It is amazing to me how much clutter people can accumulate. On occasion I watch “Clean Sweep,” a television show where designers and professional organizers go into homes of people who have clutter. And I am not just talking about a few things. I am talking about rooms that they can barely walk through. The place is a mess and just looks chaotic. When the mess is all cleaned and they have gotten rid of the majority of stuff, every client admits they feel less stressed and more in control. Clutter is chaos out in the open. Clutter is simply an outward manifestation of what is happening on the inside. If there is clutter and chaos on the outside, you can bet that there is confusion and chaos on the inside.
Clutter is a representation of what is happening in our lives. Perhaps we are trying to bury ourselves, literally, so that we don’t have to face other problems. Perhaps the clutter is a protection mechanism, with lots of clutter no one can get close. Whatever the clutter is keeping you from facing, dealing with or protecting you from, it is also holding you back. Clutter keeps us in confusion and chaos, and there is no way we can be our best with so much clutter.
As my friend Debra Clem would say, “It is crazy making.” That is so true about clutter. It will drive us crazy, and can become so overwhelming we don’t even know where to start. Clutter is one of my things I deal with and I use clutter as a gage to tell me when I am becoming overstressed and overwhelmed. When the clutter starts appearing, I know it is a sign. However, I no longer let it get out of control. I deal with it by filing, putting away and sometimes even throwing stuff away. I no longer feel compelled to keep things that I don’t love and I don’t use. As the organizer on Clean Sweep says, “Just because your mother gave it to you doesn’t mean you have to keep it.” The memories are in our head, not in the object.
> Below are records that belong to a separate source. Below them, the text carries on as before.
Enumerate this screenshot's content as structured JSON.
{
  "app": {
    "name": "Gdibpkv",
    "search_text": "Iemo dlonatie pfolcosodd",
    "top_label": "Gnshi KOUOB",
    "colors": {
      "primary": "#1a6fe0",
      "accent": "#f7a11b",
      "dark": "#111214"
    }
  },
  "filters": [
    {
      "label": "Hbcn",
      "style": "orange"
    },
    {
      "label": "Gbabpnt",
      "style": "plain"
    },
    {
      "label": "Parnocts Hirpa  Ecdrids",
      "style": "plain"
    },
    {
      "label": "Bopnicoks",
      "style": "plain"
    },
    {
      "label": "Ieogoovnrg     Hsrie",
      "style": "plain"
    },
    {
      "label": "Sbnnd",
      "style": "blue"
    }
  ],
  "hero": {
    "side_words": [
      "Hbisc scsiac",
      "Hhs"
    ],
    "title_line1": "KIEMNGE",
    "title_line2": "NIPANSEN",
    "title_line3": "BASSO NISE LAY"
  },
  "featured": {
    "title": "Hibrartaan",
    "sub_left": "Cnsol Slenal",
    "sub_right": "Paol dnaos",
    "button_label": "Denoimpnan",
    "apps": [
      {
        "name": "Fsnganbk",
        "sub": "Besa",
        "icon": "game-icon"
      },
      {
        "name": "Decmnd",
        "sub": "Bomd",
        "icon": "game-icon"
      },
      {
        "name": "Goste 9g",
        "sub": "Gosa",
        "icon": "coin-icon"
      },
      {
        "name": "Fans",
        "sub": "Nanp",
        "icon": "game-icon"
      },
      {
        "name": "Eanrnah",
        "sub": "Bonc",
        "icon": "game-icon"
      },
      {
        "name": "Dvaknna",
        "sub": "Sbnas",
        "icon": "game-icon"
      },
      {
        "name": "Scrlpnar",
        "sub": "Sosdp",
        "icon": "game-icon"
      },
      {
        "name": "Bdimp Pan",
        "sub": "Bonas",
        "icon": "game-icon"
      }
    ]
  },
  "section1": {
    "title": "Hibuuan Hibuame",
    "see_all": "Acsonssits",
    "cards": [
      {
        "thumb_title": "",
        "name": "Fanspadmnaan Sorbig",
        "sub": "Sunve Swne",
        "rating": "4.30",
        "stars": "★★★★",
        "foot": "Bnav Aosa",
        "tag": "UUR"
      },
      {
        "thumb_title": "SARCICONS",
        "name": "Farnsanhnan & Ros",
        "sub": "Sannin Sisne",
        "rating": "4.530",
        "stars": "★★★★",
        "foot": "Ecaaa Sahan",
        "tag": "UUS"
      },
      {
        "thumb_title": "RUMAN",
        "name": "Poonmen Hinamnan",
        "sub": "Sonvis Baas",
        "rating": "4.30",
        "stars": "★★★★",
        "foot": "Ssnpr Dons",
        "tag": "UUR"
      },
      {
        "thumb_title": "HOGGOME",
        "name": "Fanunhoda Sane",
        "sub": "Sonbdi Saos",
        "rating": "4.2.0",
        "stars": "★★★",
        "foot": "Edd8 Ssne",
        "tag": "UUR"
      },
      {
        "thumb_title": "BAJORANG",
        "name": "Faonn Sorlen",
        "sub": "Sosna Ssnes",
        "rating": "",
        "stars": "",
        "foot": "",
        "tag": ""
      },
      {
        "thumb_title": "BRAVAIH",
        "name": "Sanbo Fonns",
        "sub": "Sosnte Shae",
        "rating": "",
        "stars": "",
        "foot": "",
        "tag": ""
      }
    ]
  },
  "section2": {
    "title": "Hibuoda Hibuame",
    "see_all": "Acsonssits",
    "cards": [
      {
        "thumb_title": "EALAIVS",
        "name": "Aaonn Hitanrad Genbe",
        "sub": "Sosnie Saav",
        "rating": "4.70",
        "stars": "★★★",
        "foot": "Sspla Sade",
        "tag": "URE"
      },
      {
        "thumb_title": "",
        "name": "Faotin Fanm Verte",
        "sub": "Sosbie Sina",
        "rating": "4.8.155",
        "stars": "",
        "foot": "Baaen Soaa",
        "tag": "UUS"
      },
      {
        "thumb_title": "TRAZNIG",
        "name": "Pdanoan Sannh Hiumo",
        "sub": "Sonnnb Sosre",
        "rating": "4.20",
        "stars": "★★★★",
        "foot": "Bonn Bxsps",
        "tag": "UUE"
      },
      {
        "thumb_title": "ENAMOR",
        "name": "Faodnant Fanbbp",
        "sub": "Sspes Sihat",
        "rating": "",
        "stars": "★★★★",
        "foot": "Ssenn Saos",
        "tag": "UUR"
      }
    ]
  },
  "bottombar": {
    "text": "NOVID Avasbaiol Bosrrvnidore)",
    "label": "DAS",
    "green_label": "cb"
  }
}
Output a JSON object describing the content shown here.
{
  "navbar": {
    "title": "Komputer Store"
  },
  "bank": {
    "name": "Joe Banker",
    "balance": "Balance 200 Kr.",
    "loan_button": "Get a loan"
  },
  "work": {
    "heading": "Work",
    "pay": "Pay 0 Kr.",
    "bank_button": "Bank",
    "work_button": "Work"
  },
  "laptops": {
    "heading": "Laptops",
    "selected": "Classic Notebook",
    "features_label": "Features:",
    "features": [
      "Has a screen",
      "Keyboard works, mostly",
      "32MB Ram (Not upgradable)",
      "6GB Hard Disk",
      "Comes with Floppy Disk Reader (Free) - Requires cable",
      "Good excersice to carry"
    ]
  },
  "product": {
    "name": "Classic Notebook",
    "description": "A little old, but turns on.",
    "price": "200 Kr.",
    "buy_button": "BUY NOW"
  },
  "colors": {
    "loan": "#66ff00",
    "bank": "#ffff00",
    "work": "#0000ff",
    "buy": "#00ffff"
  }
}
My rule of thumb is I only keep things I love and everything must have a home. I no longer have a junk drawer that is just creating a place to store junk. If I don’t love it and use it, I don’t keep it.
Clutter is keeping you in chaos. Get rid of the clutter and you will reduce the chaos on the outside and the inside, and perhaps even rid yourself of it completely. Figure out why you must hold on to everything, and then get the help you need to move it out. Don’t try to do this alone. Clutter can have some real emotional baggage attached to it. Get the help of a professional organizer or a counselor, therapist or coach, that can help you move beyond your clutter.
A year ago I worked with a client with major clutter concerns. I coached her to hire a professional organizer, as I had done – and it truly changed my life. My client was so attached to her clutter that she would run out to the garbage after the organizer left and take the junk out of the trash. The organizer had to start taking the bags of clutter with her when she left. Eventually my client let go and now lives a calmer more organized life.
If you hold on to clutter, it means you are holding onto past issues, hurts and pain from the past, or perhaps you don’t want to face the future. Whatever the clutter represents, until you get rid of it you can’t handle the real issues and move on. Letting go of clutter is about reclaiming your life.
Here’s to taking action,